High-risk situations, such as the misuse of prescription medications or ongoing substance use disorder, necessitate immediate attention from healthcare providers. Awareness and timely intervention are vital to avoid methadone’s long-term effects.
Frequently Asked Questions (FAQ)
Does methadone weaken the heart?
Methadone helps manage opioid dependence, but it can pose a threat to heart health in some cases. Prolonged methadone use may impact the heart, potentially causing irregularities. It is not a universal effect, and the risk varies among individuals.
Research and studies on methadone’s impact on the heart are inconclusive. Its use and potential effects on the heart require careful consideration. If there are concerns about heart health or any other side effects, it’s essential to consult with doctors to make informed decisions about methadone treatment.
What are the long-term physical effects of consistent methadone use?
Methadone, a prescription drug, targets opioid receptors, reducing cravings and withdrawal symptoms. However, it carries risks. Consistent methadone use in opioid addiction treatment, known as methadone maintenance treatment (MMT), affects the body long-term.
Tolerance may develop, leading to higher doses and potential addiction. Long-term use poses health concerns, including liver damage and infectious diseases. Mental health problems and stomach cramps.
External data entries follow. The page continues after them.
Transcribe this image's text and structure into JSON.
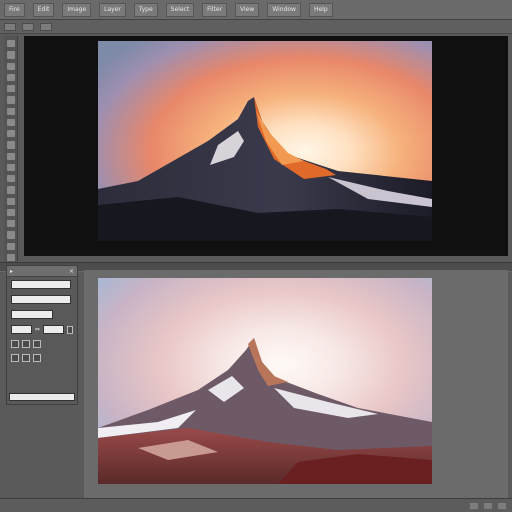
{
  "menubar": {
    "items": [
      "Fire",
      "Edit",
      "Image",
      "Layer",
      "Type",
      "Select",
      "Filter",
      "View",
      "Window",
      "Help"
    ]
  },
  "panel": {
    "header_label": "▸",
    "field_1": "",
    "field_2": "",
    "field_3": "",
    "value_1": "",
    "value_2": "",
    "footer_field": ""
  },
  "icons": {
    "close": "close-icon",
    "link": "link-icon",
    "tool": "tool-icon"
  },
  "colors": {
    "dark_canvas": "#101010",
    "panel_bg": "#595959",
    "workspace_bg": "#5a5a5a"
  }
}
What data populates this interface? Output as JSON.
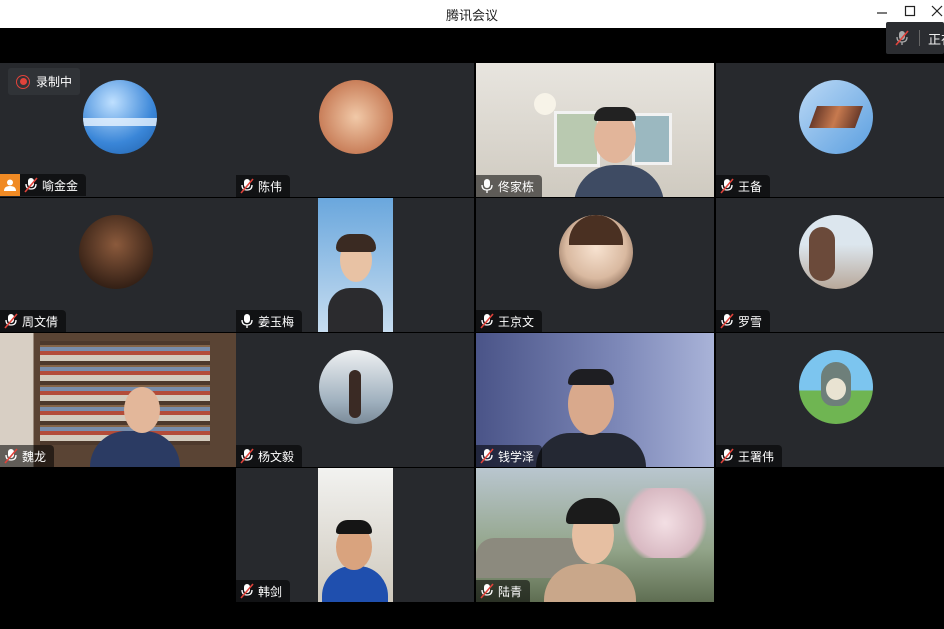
{
  "window": {
    "title": "腾讯会议",
    "status_text": "正在"
  },
  "recording": {
    "label": "录制中"
  },
  "participants": [
    {
      "name": "喻金金",
      "muted": true,
      "host": true
    },
    {
      "name": "陈伟",
      "muted": true
    },
    {
      "name": "佟家栋",
      "muted": false
    },
    {
      "name": "王备",
      "muted": true
    },
    {
      "name": "周文倩",
      "muted": true
    },
    {
      "name": "姜玉梅",
      "muted": false
    },
    {
      "name": "王京文",
      "muted": true
    },
    {
      "name": "罗雪",
      "muted": true
    },
    {
      "name": "魏龙",
      "muted": true
    },
    {
      "name": "杨文毅",
      "muted": true
    },
    {
      "name": "钱学泽",
      "muted": true
    },
    {
      "name": "王署伟",
      "muted": true
    },
    {
      "name": "韩剑",
      "muted": true
    },
    {
      "name": "陆青",
      "muted": true
    }
  ],
  "colors": {
    "tile_bg": "#27292d",
    "record_red": "#e0433b",
    "host_orange": "#f08a24"
  }
}
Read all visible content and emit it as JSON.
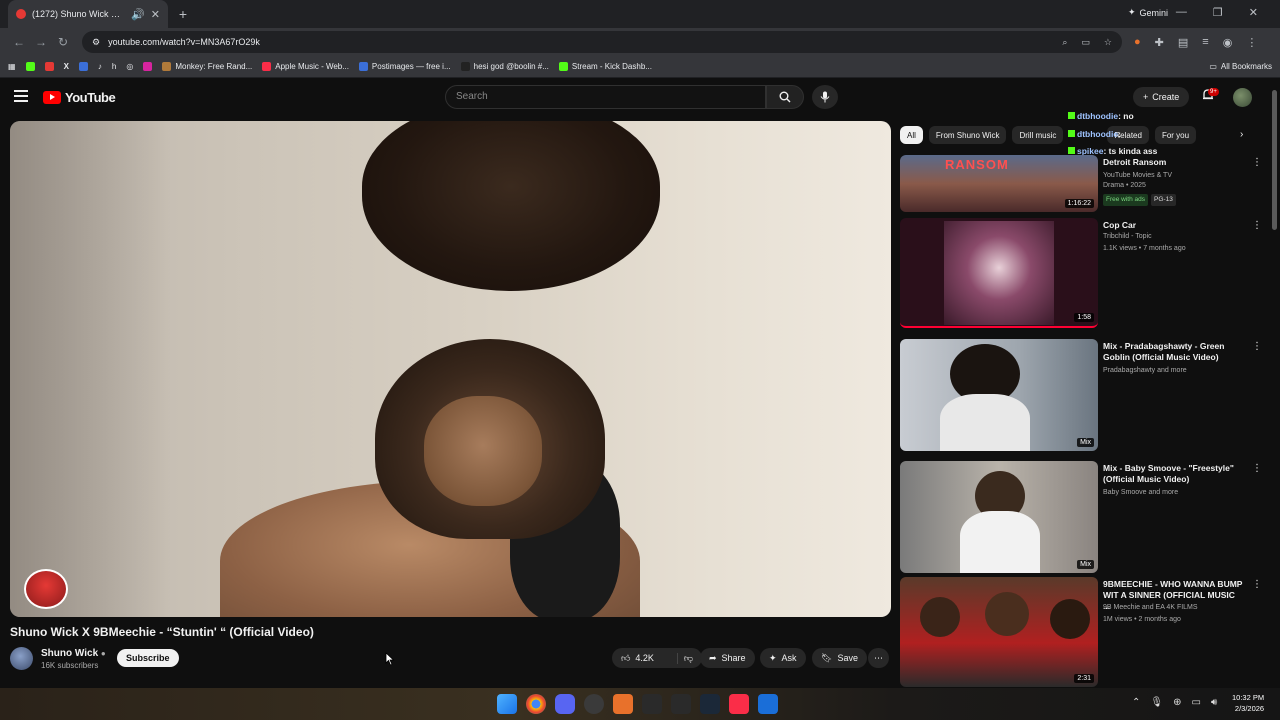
{
  "browser": {
    "tab_title": "(1272) Shuno Wick X 9BMe...",
    "gemini_label": "Gemini",
    "url": "youtube.com/watch?v=MN3A67rO29k"
  },
  "bookmarks": [
    {
      "label": "Monkey: Free Rand...",
      "color": "#b07a3a"
    },
    {
      "label": "Apple Music - Web...",
      "color": "#fa2d48"
    },
    {
      "label": "Postimages — free i...",
      "color": "#3b6fd8"
    },
    {
      "label": "hesi god @boolin #...",
      "color": "#222222"
    },
    {
      "label": "Stream - Kick Dashb...",
      "color": "#53fc18"
    }
  ],
  "all_bookmarks": "All Bookmarks",
  "youtube": {
    "logo_text": "YouTube",
    "search_placeholder": "Search",
    "create_label": "Create",
    "notif_badge": "9+"
  },
  "video": {
    "title": "Shuno Wick X 9BMeechie - “Stuntin' “ (Official Video)",
    "channel": "Shuno Wick",
    "subscribers": "16K subscribers",
    "subscribe_label": "Subscribe",
    "likes": "4.2K",
    "share_label": "Share",
    "ask_label": "Ask",
    "save_label": "Save"
  },
  "chips": [
    "All",
    "From Shuno Wick",
    "Drill music",
    "Related",
    "For you"
  ],
  "chat": [
    {
      "user": "dtbhoodie",
      "msg": ": no"
    },
    {
      "user": "dtbhoodie",
      "msg": ": "
    },
    {
      "user": "spikee",
      "msg": ": ts kinda ass"
    }
  ],
  "recommendations": [
    {
      "title": "Detroit Ransom",
      "meta1": "YouTube Movies & TV",
      "meta2": "Drama • 2025",
      "free": "Free with ads",
      "rating": "PG-13",
      "duration": "1:16:22"
    },
    {
      "title": "Cop Car",
      "meta1": "Tribchild - Topic",
      "meta2": "1.1K views • 7 months ago",
      "duration": "1:58"
    },
    {
      "title": "Mix - Pradabagshawty - Green Goblin (Official Music Video)",
      "meta1": "Pradabagshawty and more",
      "meta2": "",
      "duration": "Mix"
    },
    {
      "title": "Mix - Baby Smoove - \"Freestyle\" (Official Music Video)",
      "meta1": "Baby Smoove and more",
      "meta2": "",
      "duration": "Mix"
    },
    {
      "title": "9BMEECHIE - WHO WANNA BUMP WIT A SINNER (OFFICIAL MUSIC ...",
      "meta1": "9B Meechie and EA 4K FILMS",
      "meta2": "1M views • 2 months ago",
      "duration": "2:31"
    }
  ],
  "taskbar": {
    "time": "10:32 PM",
    "date": "2/3/2026"
  }
}
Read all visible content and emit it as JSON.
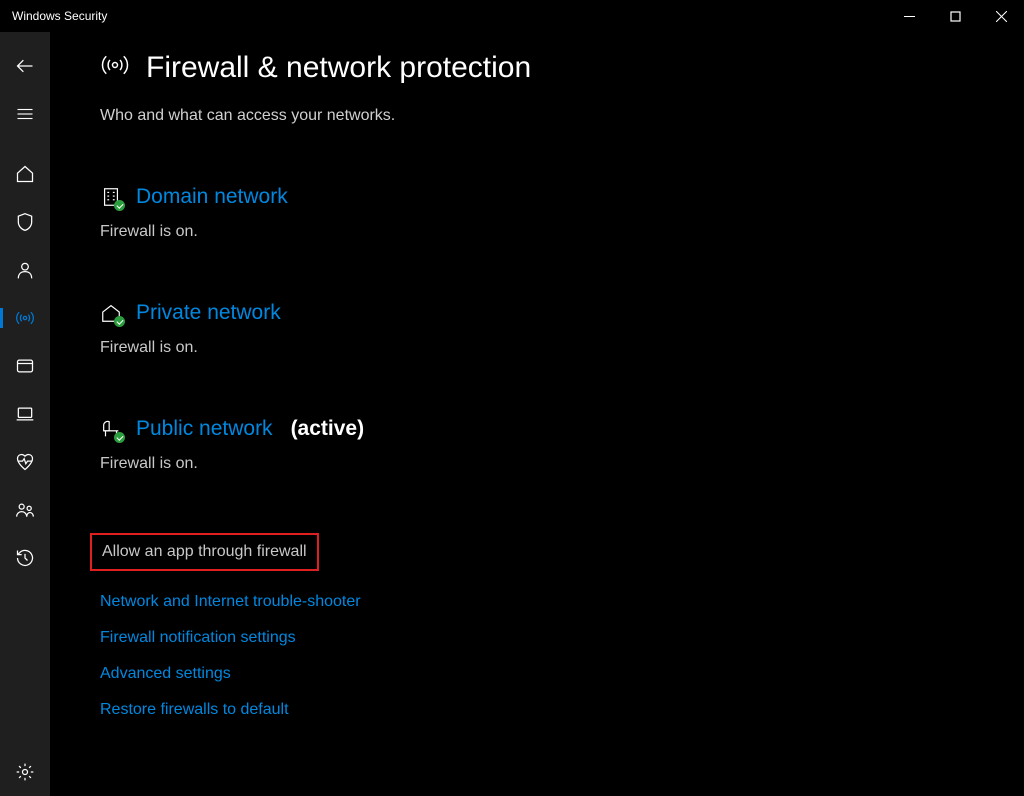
{
  "window": {
    "title": "Windows Security"
  },
  "page": {
    "title": "Firewall & network protection",
    "subtitle": "Who and what can access your networks."
  },
  "networks": {
    "domain": {
      "label": "Domain network",
      "status": "Firewall is on."
    },
    "private": {
      "label": "Private network",
      "status": "Firewall is on."
    },
    "public": {
      "label": "Public network",
      "active_label": "(active)",
      "status": "Firewall is on."
    }
  },
  "links": {
    "allow_app": "Allow an app through firewall",
    "troubleshooter": "Network and Internet trouble-shooter",
    "notifications": "Firewall notification settings",
    "advanced": "Advanced settings",
    "restore": "Restore firewalls to default"
  }
}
While MMT is often part of treatment programs, it has risks. Medical supervision is crucial due to potential life-threatening effects. Understanding long-term consequences is vital for informed decisions about methadone use in opioid use disorder management.
Personalized Teen Recovery Solutions
At our teen treatment center, we transcend addiction challenges, offering a refuge for teens.
Our pioneering methadone treatment, coupled with residential care, forms the bedrock of our holistic approach toward teen recovery. Through expert individual and group therapy, immersive educational workshops, invigorating recreational activities, and soul-nourishing holistic therapies, we dismantle the chains of dependency.
Whether it’s methadone, opioids, or any challenge, our dedicated team stands by your teenager. Contact (845) 479-6888 today, and let us guide your teen toward a future untethered from addiction’s grip.